**WORK REQUEST**
Report each line from the entries in which "this" can be found.

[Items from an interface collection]
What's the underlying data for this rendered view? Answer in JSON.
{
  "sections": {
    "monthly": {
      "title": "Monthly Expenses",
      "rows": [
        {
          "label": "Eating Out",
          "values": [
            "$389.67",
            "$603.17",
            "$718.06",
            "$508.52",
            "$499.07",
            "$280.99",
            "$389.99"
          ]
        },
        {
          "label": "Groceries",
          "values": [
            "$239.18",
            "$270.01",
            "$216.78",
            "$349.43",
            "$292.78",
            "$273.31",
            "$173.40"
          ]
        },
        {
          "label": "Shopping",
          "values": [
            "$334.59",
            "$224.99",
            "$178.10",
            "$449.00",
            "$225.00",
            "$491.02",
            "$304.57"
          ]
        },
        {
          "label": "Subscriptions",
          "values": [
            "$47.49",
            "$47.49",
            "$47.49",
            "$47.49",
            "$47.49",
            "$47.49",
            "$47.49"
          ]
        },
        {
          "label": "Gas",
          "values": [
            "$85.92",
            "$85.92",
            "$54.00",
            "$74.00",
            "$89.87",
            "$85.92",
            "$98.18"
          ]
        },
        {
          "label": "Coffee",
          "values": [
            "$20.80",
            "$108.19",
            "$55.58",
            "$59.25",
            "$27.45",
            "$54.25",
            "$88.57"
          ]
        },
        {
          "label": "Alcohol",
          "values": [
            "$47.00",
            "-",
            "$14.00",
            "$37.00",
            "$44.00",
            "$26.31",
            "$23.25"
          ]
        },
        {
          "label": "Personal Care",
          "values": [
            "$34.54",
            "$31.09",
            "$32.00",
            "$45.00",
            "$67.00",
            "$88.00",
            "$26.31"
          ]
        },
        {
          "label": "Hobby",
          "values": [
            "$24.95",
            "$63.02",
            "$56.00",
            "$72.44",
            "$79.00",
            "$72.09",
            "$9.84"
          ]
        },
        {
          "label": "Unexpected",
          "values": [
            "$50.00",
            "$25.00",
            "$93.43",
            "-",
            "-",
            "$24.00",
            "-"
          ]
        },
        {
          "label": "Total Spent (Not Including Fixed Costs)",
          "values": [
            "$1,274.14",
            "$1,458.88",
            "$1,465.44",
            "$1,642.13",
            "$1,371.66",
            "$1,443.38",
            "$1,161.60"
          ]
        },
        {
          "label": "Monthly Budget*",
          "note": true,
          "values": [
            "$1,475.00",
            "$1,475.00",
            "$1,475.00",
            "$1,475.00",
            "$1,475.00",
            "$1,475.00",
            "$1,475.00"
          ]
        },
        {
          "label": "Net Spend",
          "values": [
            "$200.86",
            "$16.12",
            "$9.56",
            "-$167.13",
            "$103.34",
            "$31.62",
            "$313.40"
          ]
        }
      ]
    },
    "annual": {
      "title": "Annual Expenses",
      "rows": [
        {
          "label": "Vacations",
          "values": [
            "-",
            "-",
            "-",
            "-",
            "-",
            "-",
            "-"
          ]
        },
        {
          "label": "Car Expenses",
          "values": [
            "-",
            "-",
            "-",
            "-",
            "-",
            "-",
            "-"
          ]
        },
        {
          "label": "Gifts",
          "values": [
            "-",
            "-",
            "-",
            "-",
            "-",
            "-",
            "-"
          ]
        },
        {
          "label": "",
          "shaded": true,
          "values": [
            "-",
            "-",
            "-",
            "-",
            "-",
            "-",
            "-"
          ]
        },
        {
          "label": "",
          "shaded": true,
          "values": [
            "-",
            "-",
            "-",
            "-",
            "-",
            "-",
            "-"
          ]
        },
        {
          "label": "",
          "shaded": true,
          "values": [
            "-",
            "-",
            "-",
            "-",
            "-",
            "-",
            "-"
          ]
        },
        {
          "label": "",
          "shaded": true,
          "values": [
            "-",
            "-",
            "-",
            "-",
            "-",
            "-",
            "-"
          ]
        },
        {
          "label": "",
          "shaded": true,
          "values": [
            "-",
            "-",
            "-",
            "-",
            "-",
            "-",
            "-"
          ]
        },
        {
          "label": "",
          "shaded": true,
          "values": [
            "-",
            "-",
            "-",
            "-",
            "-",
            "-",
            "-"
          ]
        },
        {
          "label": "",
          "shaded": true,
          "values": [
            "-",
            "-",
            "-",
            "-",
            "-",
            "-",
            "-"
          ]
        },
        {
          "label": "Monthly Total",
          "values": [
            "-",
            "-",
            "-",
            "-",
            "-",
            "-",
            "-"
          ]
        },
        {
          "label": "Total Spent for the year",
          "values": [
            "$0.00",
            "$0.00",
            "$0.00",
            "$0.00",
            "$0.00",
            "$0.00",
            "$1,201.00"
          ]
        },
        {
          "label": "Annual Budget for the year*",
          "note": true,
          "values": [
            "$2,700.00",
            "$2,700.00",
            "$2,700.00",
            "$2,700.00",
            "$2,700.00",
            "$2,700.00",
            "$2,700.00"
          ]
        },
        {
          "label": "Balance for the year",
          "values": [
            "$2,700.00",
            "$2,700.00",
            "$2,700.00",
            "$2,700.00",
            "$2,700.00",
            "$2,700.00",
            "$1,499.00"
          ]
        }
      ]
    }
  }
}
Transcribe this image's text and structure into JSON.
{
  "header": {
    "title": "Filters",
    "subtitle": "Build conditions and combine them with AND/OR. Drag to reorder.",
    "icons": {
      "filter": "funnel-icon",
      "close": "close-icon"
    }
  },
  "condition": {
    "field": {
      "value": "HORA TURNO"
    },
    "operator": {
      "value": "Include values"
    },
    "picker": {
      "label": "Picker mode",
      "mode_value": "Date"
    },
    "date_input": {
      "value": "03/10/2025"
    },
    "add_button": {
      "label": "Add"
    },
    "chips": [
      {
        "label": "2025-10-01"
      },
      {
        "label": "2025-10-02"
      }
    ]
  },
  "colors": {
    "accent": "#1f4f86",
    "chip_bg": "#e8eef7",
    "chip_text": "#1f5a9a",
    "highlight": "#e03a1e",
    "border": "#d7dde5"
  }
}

**YOUR SOLUTION**
What's the underlying data for this rendered view? Answer in JSON.
Transcribe this image's text and structure into JSON.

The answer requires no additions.